A wildly charged “High Water” changed the mood immediately. With Donnie Herron’s jazz-grass banjo dancing in and out, and Tony Garnier’s string bass high in the mix, Dylan found some crazy rhythmic riff early in the song, the entire band soon picked up on it taking the song to a new place.

A fairly flowing “Spirit on the Water” came next and was followed by “Tangled Up In Blue” and then a near-perfect “Blind Willie McTell” with Herron on banjo. Then came a nice surprise, a rearranged moderately rocking “I Don’t Believe You.” This may have been Dylan’s best vocal of the night, as the roughness in his voice seemed to evaporate and he let the notes soar.

“When The Deal Goes Down” was the only time the concert seemed to lose steam. At the end of the first verse Dylan used his hand to count out the waltz rhythm he wanted, the band fell in line, but the song, one of the best on “Modern Times” wasn’t as effective as it could have been.

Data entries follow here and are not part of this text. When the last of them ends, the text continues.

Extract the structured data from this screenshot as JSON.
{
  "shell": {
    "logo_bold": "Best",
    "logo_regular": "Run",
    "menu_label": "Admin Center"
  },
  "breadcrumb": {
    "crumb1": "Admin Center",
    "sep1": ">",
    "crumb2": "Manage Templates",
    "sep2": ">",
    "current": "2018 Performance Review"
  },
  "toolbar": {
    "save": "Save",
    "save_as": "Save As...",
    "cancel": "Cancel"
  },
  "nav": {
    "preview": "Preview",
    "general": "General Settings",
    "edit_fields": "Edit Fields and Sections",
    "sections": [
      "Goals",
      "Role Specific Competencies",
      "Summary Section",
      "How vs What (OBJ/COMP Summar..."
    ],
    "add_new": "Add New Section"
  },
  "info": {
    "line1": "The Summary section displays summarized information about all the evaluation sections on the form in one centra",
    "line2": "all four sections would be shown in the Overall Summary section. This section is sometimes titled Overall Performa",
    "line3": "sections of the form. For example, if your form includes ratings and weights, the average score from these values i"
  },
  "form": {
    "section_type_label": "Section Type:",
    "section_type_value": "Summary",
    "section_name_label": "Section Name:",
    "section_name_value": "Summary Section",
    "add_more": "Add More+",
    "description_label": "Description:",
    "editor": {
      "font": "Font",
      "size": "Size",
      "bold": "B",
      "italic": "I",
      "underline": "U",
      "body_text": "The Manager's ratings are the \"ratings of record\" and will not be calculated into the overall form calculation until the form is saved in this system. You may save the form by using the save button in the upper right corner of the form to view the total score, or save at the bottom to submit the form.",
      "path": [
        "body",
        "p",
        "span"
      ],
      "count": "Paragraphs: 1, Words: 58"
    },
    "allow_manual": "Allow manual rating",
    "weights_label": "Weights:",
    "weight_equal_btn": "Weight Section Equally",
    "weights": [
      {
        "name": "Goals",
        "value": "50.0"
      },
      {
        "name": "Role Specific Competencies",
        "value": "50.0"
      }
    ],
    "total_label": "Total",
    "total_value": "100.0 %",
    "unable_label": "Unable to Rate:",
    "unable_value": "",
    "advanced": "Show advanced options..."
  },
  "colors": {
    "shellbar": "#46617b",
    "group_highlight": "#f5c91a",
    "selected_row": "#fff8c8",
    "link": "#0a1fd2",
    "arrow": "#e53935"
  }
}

“Highway 61” revived the energy and “Blowin’ In The Wind” was far more meaningful than it was in Atlantic City.

At the end of “Thunder On The Mountain,” Dylan (possibly for the first time this tour) introduced the band, and then said something like, “It’s good to be back. Last time we played here, it was in the mud and the rain at six in the morning.” I thought it was hysterical myself and possibly in reference to an article in a local paper the day before about local residents bitching that he didn’t play the original festival.  They then went into a fine version of “All Along the Watchtower,” which now resolves on a major chord.

On the way out of the venue, the full moon was clouded over and a sudden chilly rainstorm erupted and the temperature dropped several degrees. It lasted exactly as long as it took to reach the car, for the endless crawl back to the main road. Luckily at that main road, we were headed for the back mountain roads of Pennsylvania, and didn’t have to join what appeared to be an extremely long line of cars inching towards the New York State Thruway.

And so, almost four decades later, Bob Dylan finally made it to the site of Yasgur’s farm. I don’t know whether he got back to the garden, but he delivered the goods.